EXERCISE PROMPT> Go through the data below. List every line that holds the word "JSON".

(Items from an interface collection)
★ ★ ★ ★

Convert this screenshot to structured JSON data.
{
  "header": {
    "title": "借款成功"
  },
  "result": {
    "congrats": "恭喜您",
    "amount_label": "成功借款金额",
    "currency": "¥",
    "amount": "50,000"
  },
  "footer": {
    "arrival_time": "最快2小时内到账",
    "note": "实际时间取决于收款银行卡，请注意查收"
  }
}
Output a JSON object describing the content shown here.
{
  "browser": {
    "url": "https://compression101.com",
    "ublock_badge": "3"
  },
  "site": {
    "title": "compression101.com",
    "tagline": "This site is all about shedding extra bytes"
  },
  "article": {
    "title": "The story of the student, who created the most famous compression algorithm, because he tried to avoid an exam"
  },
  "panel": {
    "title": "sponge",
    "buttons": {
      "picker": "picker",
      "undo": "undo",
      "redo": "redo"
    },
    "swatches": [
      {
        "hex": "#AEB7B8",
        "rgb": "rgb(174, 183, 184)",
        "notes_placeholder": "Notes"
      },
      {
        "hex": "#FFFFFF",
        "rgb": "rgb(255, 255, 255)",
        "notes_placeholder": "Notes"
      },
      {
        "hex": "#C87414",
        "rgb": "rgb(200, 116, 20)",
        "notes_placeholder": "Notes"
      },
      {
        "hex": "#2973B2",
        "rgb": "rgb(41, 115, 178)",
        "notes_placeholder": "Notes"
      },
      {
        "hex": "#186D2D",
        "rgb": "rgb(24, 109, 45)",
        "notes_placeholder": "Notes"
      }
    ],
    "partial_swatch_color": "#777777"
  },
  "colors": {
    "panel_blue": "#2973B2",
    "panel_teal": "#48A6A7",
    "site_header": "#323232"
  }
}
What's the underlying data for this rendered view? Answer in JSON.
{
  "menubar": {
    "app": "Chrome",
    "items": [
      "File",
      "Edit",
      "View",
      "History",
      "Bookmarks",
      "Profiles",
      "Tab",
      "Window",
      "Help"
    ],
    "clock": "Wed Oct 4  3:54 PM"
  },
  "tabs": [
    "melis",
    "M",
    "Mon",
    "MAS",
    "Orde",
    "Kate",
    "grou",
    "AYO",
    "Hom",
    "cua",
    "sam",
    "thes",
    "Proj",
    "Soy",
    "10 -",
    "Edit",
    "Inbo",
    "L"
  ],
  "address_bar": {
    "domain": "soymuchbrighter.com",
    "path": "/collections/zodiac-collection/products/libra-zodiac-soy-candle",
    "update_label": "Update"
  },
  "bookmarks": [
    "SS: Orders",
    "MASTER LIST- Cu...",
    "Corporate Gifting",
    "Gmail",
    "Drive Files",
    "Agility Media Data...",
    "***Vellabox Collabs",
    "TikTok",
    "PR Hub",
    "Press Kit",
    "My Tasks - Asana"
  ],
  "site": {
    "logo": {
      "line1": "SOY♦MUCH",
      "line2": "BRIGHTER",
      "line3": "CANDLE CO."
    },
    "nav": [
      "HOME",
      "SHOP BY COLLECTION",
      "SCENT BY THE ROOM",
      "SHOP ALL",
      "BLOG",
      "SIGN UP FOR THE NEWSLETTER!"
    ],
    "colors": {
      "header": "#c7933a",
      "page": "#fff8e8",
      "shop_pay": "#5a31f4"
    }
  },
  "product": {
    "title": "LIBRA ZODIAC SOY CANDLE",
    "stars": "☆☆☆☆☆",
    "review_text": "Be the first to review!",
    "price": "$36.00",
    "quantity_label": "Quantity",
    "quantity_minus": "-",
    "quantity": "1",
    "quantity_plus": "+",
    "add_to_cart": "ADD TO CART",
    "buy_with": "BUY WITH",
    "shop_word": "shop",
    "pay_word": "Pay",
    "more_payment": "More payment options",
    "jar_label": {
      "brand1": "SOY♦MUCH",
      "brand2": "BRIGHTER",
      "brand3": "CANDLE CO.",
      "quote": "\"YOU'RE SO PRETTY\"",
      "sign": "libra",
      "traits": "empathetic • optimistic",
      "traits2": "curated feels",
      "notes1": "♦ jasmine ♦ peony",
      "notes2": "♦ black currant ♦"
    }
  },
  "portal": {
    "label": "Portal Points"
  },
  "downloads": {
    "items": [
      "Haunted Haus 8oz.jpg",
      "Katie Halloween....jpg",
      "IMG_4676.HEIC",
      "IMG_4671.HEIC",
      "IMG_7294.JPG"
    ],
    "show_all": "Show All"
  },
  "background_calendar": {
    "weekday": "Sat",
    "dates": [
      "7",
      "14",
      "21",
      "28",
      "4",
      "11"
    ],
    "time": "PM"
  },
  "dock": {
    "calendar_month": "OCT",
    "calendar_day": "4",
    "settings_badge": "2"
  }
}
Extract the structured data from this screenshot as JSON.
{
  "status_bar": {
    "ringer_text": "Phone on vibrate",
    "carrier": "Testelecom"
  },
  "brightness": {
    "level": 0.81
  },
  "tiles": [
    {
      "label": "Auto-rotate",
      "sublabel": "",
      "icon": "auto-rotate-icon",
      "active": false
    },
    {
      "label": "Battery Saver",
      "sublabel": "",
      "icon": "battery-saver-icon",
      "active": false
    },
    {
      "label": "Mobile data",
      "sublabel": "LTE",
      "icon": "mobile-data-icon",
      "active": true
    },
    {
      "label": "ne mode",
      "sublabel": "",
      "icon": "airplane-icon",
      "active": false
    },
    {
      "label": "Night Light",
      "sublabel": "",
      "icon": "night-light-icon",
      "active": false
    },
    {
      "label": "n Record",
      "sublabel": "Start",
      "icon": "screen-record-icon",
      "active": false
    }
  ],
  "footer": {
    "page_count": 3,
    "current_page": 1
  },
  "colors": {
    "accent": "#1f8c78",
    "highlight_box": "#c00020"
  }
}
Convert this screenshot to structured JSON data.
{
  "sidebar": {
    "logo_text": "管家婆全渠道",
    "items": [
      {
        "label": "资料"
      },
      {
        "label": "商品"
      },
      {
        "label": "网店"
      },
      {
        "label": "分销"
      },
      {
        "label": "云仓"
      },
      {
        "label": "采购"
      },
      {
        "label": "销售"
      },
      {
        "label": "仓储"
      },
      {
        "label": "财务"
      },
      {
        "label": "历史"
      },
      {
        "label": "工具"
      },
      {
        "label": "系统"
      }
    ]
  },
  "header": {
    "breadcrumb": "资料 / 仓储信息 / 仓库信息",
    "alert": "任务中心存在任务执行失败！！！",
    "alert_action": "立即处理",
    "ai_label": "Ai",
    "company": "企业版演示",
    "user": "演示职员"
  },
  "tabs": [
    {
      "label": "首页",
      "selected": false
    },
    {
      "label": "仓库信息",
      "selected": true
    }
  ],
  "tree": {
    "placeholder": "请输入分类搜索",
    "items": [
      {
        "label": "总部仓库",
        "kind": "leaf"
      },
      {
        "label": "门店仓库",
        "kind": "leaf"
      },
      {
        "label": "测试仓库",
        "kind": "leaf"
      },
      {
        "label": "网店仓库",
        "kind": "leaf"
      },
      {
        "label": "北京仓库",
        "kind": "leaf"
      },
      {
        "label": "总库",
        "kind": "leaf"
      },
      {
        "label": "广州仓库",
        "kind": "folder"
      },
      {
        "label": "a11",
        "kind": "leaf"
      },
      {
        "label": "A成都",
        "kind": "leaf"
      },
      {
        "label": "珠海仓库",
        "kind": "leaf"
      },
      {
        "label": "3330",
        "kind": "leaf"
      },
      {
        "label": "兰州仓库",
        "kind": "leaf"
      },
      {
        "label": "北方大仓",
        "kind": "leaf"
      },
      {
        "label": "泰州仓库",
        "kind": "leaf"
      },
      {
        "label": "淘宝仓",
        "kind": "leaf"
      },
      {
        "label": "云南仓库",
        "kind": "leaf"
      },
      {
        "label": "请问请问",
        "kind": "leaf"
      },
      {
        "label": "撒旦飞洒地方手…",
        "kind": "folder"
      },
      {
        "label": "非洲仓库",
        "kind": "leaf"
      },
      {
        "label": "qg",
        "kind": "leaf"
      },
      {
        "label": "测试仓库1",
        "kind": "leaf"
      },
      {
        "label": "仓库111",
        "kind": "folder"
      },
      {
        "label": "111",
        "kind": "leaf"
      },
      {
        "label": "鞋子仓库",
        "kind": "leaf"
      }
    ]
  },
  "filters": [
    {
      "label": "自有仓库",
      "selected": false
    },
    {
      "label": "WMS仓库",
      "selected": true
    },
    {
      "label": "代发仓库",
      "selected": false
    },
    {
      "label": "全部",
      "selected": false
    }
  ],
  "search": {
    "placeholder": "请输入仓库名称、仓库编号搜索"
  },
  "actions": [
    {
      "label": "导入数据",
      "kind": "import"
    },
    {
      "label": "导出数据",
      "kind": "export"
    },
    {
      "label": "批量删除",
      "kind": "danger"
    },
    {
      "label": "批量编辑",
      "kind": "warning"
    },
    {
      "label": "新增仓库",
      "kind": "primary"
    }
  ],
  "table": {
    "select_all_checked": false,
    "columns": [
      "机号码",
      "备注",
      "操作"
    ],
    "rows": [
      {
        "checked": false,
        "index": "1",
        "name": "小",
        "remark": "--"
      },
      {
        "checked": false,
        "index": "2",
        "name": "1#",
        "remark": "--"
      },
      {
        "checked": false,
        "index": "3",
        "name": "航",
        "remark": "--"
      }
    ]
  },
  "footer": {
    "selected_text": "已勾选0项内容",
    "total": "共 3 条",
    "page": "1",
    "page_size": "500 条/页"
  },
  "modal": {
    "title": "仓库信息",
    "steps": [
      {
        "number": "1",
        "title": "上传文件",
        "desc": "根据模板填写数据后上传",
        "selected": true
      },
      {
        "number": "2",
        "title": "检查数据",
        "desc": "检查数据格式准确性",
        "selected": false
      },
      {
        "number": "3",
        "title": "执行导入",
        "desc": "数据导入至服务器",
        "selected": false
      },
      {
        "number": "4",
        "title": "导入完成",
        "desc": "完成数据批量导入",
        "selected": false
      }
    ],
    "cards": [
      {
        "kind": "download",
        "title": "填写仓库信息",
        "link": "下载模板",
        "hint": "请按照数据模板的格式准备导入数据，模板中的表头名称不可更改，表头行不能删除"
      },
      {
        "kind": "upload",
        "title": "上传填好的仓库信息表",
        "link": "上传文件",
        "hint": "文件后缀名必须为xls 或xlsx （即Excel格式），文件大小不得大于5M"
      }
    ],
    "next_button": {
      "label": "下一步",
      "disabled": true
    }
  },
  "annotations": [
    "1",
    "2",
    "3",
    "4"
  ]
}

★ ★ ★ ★

RESPONSE TO THE TASK>
Convert this screenshot to structured JSON data.
Output a JSON object describing the content shown here.
What's the underlying data for this rendered view? Answer in JSON.
Extract the structured data from this screenshot as JSON.
Convert this screenshot to structured JSON data.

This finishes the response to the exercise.